Wm: Much of your repertory – all of the baroque roles and the Rossini opera seria roles – can be thought of as “rediscovered” repertory for which there is no recent tradition as to how it should be sung. There are not even mid-20th century recordings extant of most of these works. It seems to me that this allows you some freedom to approach these operas from a totally fresh perspective. 

LP: When I approach a new role, I always listen try to listen to the recordings made by other artists, but I want to get close to the source of the piece and figure out how I should perform it. Often, my take on a role is completely different from what other artists have done previously.

I especially do this with lieder. To me, if it might sounds like it should be performed faster or slower, I will incorporate that into my approach. I believe a piece speaks to me, and it’s my job to listen and respond accordingly.

Wm: You mentioned that you had a dog that barked at the Santa Fe moon. Your performance schedule requires you to be moving between different parts of the world, and it’s well-known that you and your wife Catherine travel with a couple of dogs.  How do you make your dog’s travel arrangements?

[Below: Luca Pisaroni with his dogs, Lenny the golden retriever and Tristan the daschund; edited image, based on a photograph from lucapisaroni.com.]

LP: It’s not that difficult. I have doing it since in 2003 with our first Golden Retriever. Traveling with dogs requires organization. We travel with an extra bag in which we carry the dachshund, who sometimes sleeps in it. The Golden Retriever would hate to be left behind, so they are both always with us on the road.

They really enjoy the places we go. When we travel to San Francisco, everyday we take the dogs to Crissy Field every day, so that they can swim in the ocean. Both dogs are unorthodox swimmers. We had taken them to Lake Zurich and the dogs’ swimming styles created a lot of interest from the people watching nearby.

[Below: Bass-baritone Luca Pisaroni (left) and baritone Thomas Hampson (right); edited image of a Dario Acosta photograph from lucapisaroni.com.]

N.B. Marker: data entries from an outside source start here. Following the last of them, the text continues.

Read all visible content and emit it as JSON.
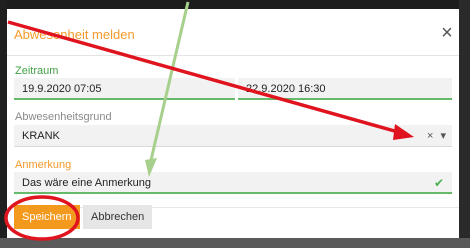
{
  "dialog": {
    "title": "Abwesenheit melden",
    "close_glyph": "×"
  },
  "zeitraum": {
    "label": "Zeitraum",
    "from": "19.9.2020 07:05",
    "to": "22.9.2020 16:30"
  },
  "grund": {
    "label": "Abwesenheitsgrund",
    "value": "KRANK",
    "clear_glyph": "×",
    "dropdown_glyph": "▾"
  },
  "anmerkung": {
    "label": "Anmerkung",
    "value": "Das wäre eine Anmerkung",
    "valid_glyph": "✔"
  },
  "buttons": {
    "save": "Speichern",
    "cancel": "Abbrechen"
  },
  "annotations": {
    "red_color": "#e0141e",
    "green_color": "#a8d08d"
  }
}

Wm: The Houston Grand Opera has recently announced that you and Thomas Hampson will perform together in “The Phoenix”, a new opera about Lorenzo da Ponte being composed by Tarik O’Regan and John Caird. What can you tell us about the progress on that initiative?

LP: Patrick Summers initially had the idea for the commission, and it is certainly an interesting and enticing project for both Thomas and myself.

As an artist who spends most of my time in the standard repertory by Mozart, Rossini and others, I look forward to working on something completely new and to creating this role. The thought of shedding light on da Ponte’s life and work in this way is an exciting challenge, and I’m happy to be doing this in Houston. The piece is in process, and that’s all I can say for now!

Wm: I’m already planning to be in Houston for the world premiere. Thank you, Luca.

LP: Thank you.